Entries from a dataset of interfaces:
━━━━━━━━

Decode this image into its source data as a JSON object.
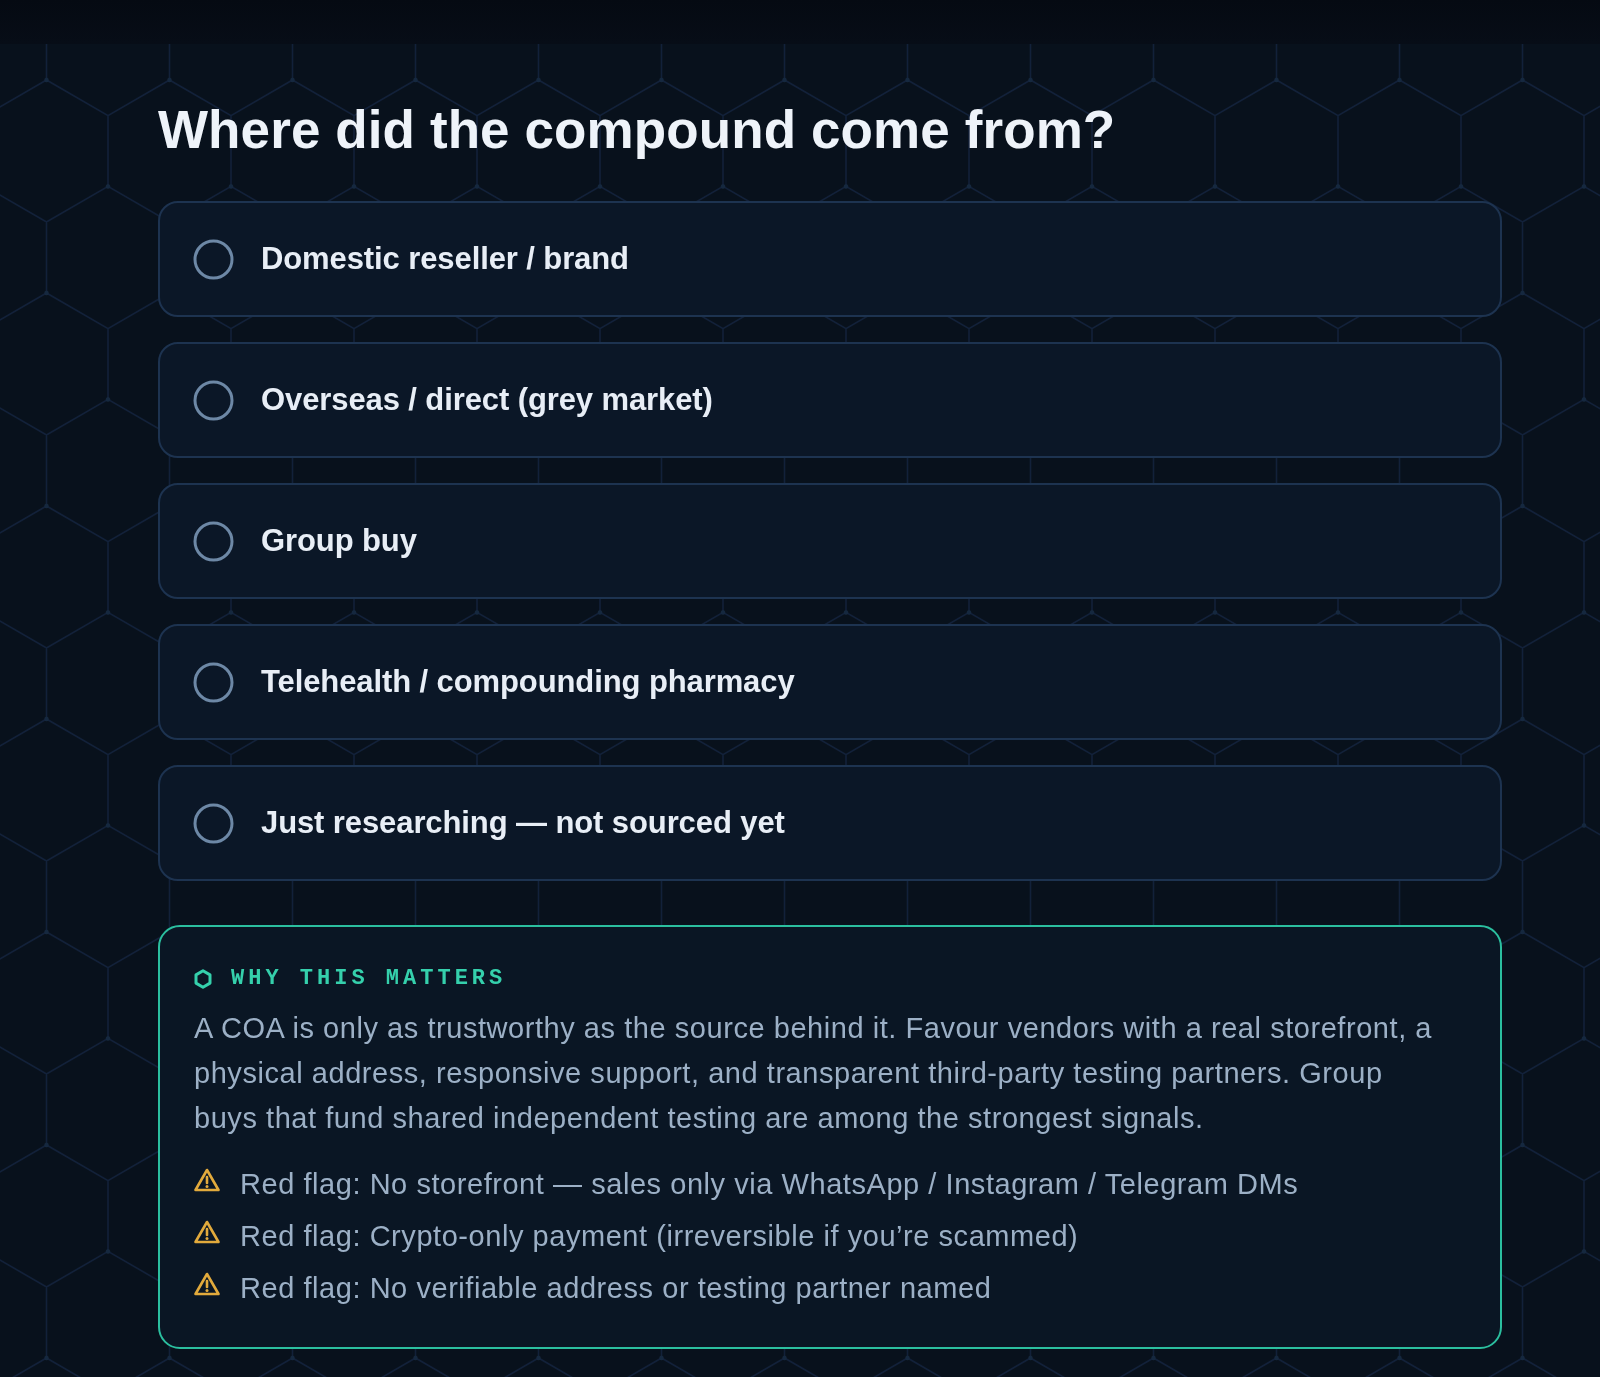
{
  "question": {
    "title": "Where did the compound come from?"
  },
  "options": [
    {
      "label": "Domestic reseller / brand",
      "selected": false
    },
    {
      "label": "Overseas / direct (grey market)",
      "selected": false
    },
    {
      "label": "Group buy",
      "selected": false
    },
    {
      "label": "Telehealth / compounding pharmacy",
      "selected": false
    },
    {
      "label": "Just researching — not sourced yet",
      "selected": false
    }
  ],
  "info": {
    "heading": "WHY THIS MATTERS",
    "body": "A COA is only as trustworthy as the source behind it. Favour vendors with a real storefront, a physical address, responsive support, and transparent third-party testing partners. Group buys that fund shared independent testing are among the strongest signals.",
    "flags": [
      "Red flag: No storefront — sales only via WhatsApp / Instagram / Telegram DMs",
      "Red flag: Crypto-only payment (irreversible if you’re scammed)",
      "Red flag: No verifiable address or testing partner named"
    ]
  }
}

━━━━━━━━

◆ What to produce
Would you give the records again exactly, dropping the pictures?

◆ Reply
Decode this image into its source data as a JSON object.
{
  "question": {
    "title": "Where did the compound come from?"
  },
  "options": [
    {
      "label": "Domestic reseller / brand",
      "selected": false
    },
    {
      "label": "Overseas / direct (grey market)",
      "selected": false
    },
    {
      "label": "Group buy",
      "selected": false
    },
    {
      "label": "Telehealth / compounding pharmacy",
      "selected": false
    },
    {
      "label": "Just researching — not sourced yet",
      "selected": false
    }
  ],
  "info": {
    "heading": "WHY THIS MATTERS",
    "body": "A COA is only as trustworthy as the source behind it. Favour vendors with a real storefront, a physical address, responsive support, and transparent third-party testing partners. Group buys that fund shared independent testing are among the strongest signals.",
    "flags": [
      "Red flag: No storefront — sales only via WhatsApp / Instagram / Telegram DMs",
      "Red flag: Crypto-only payment (irreversible if you’re scammed)",
      "Red flag: No verifiable address or testing partner named"
    ]
  }
}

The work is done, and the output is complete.